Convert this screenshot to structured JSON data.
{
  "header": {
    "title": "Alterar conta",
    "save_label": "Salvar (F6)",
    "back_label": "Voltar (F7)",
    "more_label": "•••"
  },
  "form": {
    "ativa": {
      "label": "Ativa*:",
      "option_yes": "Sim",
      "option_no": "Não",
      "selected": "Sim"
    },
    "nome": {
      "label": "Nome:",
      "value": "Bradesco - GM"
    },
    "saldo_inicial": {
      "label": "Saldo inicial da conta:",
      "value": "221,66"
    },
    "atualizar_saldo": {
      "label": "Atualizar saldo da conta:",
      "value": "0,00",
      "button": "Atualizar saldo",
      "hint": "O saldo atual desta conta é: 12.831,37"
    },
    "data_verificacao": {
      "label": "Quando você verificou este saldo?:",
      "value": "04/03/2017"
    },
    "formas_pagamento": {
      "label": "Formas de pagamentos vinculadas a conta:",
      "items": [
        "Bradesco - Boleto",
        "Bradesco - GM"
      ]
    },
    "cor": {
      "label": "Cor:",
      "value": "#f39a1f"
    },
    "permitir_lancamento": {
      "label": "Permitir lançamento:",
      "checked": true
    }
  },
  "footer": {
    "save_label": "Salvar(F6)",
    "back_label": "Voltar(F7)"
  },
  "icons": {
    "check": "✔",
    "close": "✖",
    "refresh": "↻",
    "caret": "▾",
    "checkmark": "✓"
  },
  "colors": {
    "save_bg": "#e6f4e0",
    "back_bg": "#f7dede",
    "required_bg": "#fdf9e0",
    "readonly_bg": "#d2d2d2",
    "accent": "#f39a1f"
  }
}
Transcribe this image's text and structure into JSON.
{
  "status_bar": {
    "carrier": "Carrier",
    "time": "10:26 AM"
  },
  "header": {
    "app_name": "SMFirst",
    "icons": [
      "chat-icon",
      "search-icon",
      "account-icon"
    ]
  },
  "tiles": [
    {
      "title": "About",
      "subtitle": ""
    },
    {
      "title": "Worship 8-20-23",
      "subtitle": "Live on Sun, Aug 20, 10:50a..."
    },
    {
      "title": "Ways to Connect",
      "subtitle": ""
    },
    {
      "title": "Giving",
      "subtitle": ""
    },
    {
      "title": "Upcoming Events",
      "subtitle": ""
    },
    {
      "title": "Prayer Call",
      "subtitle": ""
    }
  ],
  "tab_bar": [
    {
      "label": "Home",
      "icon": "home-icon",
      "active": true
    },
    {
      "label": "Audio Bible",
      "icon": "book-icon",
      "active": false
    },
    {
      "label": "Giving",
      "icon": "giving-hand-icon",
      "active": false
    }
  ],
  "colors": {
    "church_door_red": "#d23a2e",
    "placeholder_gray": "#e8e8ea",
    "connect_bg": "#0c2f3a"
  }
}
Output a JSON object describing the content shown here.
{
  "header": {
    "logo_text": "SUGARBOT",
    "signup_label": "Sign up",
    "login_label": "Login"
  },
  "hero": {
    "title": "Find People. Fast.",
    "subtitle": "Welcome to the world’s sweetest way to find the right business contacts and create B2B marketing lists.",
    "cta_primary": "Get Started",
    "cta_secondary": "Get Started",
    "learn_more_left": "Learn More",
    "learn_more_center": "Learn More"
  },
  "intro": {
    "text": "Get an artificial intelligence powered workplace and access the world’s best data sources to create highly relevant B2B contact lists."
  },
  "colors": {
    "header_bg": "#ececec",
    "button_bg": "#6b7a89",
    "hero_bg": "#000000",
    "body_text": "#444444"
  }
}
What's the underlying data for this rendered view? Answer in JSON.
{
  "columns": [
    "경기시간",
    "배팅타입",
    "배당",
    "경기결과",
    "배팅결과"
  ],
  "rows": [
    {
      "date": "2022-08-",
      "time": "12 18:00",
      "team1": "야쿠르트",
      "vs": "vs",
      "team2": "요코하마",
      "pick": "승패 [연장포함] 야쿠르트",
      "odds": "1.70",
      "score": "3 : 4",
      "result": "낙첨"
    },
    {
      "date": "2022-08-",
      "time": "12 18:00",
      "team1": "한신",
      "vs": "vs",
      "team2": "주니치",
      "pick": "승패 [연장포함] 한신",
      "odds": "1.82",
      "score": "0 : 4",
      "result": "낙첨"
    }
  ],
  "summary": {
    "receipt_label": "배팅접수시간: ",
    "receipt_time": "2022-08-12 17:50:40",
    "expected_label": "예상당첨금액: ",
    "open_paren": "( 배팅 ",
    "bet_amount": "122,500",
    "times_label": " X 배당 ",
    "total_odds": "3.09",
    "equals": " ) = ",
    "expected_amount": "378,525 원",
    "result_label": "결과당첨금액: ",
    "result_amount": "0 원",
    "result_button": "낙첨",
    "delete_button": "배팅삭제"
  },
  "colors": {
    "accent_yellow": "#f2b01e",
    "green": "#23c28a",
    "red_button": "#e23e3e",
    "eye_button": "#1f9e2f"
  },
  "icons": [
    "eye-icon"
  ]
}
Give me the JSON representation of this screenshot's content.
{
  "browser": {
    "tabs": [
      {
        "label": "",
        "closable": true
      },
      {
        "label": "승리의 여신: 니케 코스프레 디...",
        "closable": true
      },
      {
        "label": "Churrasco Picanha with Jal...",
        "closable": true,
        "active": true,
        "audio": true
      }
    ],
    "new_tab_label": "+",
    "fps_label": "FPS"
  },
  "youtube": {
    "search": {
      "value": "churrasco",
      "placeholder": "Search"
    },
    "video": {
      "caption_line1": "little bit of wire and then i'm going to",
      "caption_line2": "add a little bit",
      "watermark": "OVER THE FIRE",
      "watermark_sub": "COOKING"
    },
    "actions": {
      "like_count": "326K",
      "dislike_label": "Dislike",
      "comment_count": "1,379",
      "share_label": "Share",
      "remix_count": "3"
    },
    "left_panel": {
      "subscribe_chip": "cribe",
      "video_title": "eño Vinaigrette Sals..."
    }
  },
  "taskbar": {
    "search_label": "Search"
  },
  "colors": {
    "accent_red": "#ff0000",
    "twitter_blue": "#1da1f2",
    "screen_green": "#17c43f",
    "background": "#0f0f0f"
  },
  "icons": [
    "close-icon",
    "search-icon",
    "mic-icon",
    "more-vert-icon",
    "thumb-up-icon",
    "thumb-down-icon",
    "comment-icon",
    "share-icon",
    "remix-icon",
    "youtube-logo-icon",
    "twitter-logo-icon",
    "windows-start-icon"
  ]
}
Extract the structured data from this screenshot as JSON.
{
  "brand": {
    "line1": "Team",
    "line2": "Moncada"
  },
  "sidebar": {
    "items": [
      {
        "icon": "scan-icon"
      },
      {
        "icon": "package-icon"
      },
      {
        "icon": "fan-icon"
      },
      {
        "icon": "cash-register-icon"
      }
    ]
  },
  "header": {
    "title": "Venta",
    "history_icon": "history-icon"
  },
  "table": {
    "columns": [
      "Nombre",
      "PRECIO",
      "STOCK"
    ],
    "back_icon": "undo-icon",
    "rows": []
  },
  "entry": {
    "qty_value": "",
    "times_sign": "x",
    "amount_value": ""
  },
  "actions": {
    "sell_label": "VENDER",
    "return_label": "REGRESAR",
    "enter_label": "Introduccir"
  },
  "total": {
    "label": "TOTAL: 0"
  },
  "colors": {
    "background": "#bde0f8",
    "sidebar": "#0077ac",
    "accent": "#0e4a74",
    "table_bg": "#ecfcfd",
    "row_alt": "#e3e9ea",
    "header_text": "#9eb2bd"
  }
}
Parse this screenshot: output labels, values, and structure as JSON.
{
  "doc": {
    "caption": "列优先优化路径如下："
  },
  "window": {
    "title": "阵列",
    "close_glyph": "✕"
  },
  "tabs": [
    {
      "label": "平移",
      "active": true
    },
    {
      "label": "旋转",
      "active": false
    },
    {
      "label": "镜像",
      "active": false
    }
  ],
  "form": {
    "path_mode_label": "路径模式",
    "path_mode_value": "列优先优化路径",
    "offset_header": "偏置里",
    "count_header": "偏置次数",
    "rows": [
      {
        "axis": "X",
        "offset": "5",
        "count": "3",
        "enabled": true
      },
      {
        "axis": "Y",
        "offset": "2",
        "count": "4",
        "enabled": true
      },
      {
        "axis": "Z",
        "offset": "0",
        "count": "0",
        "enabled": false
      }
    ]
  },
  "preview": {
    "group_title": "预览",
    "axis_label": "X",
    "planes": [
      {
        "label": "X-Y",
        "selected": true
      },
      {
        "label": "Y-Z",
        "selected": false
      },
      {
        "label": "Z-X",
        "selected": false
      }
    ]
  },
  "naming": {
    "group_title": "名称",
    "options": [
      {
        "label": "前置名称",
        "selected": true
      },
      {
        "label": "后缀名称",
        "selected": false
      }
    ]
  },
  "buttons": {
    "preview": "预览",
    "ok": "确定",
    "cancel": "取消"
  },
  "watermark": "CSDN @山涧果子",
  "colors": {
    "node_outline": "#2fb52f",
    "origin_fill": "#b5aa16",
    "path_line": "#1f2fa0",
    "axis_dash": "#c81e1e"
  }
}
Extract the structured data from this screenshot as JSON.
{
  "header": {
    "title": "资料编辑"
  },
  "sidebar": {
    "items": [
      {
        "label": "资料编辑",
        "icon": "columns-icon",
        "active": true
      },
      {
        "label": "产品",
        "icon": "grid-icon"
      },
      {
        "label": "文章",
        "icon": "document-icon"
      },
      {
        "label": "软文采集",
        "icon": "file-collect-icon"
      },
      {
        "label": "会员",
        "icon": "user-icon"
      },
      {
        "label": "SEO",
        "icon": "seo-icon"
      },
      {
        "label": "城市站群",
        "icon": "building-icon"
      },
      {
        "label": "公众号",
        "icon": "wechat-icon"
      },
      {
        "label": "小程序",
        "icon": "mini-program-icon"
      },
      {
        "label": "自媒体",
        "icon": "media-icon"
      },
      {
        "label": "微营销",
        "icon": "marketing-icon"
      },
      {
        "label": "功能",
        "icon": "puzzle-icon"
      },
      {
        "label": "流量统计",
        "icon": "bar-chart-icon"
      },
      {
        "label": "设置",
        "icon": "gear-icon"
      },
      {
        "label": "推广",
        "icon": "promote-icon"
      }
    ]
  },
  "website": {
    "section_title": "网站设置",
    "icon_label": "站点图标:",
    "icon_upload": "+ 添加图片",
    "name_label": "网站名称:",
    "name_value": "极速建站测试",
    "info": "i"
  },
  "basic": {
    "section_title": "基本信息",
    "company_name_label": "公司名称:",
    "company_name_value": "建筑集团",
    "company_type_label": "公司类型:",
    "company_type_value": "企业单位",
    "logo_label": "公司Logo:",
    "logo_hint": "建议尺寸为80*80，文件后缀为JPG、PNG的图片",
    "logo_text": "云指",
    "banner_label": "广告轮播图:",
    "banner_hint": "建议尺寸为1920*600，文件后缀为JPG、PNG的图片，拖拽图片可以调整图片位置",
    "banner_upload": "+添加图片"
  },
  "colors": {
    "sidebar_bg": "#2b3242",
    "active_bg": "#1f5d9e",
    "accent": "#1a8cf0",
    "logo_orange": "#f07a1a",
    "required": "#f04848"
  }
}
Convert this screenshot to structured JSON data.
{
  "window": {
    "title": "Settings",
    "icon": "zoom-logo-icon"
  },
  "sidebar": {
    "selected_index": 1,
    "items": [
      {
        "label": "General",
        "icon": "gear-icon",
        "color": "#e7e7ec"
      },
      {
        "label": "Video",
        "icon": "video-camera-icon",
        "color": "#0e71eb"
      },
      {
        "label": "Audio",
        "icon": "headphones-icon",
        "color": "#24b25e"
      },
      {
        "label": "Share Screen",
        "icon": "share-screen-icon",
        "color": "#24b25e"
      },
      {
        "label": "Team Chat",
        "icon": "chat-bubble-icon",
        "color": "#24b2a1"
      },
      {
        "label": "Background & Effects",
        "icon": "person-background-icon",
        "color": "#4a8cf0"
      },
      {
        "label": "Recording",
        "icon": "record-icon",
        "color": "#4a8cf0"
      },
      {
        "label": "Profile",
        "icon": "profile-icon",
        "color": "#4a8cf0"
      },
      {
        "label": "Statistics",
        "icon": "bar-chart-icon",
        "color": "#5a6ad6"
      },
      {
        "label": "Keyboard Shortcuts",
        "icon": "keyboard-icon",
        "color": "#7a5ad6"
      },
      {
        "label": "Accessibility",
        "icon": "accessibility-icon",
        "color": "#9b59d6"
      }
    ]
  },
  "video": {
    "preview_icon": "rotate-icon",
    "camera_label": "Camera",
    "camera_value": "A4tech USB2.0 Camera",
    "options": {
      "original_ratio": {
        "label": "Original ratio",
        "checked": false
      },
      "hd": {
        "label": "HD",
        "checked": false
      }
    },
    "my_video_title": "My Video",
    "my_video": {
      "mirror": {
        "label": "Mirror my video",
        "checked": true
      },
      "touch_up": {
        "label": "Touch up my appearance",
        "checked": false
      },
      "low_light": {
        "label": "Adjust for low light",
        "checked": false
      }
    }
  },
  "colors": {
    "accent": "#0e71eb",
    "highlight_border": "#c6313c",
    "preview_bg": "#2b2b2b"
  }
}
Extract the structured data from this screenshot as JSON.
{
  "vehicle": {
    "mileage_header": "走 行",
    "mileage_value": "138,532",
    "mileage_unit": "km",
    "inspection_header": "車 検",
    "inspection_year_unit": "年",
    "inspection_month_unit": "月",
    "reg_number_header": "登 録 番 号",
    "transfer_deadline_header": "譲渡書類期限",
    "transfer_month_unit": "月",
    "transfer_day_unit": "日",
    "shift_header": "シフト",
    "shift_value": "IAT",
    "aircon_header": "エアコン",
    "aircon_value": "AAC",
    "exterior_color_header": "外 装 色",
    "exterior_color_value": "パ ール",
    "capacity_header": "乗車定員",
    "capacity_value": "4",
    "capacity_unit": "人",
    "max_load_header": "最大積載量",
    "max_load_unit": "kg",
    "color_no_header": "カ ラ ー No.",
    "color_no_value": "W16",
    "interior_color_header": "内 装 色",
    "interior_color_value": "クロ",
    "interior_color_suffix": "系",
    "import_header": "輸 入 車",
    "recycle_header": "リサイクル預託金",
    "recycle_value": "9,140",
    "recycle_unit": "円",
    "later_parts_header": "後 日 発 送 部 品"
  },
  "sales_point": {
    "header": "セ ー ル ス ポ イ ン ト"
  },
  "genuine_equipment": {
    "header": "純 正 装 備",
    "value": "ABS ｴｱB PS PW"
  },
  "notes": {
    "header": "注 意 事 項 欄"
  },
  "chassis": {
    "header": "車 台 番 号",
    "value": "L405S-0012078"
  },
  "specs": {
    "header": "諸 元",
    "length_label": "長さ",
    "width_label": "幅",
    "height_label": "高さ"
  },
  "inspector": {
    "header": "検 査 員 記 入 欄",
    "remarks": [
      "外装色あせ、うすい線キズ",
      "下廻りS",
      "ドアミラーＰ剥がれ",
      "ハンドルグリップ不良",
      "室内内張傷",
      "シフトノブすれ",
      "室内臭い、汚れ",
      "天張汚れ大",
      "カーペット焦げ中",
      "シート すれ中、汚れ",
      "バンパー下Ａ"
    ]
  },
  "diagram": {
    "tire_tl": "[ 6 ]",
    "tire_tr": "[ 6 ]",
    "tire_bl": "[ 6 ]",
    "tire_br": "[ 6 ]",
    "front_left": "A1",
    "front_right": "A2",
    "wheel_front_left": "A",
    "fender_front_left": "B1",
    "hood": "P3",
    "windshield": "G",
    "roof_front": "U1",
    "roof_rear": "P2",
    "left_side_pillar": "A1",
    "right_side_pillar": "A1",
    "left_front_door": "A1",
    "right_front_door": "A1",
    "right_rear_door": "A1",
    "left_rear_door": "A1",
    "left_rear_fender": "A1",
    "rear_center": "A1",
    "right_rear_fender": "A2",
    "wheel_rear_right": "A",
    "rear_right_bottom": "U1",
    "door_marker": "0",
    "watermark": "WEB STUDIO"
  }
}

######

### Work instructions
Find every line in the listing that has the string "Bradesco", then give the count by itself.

### Response to the task
3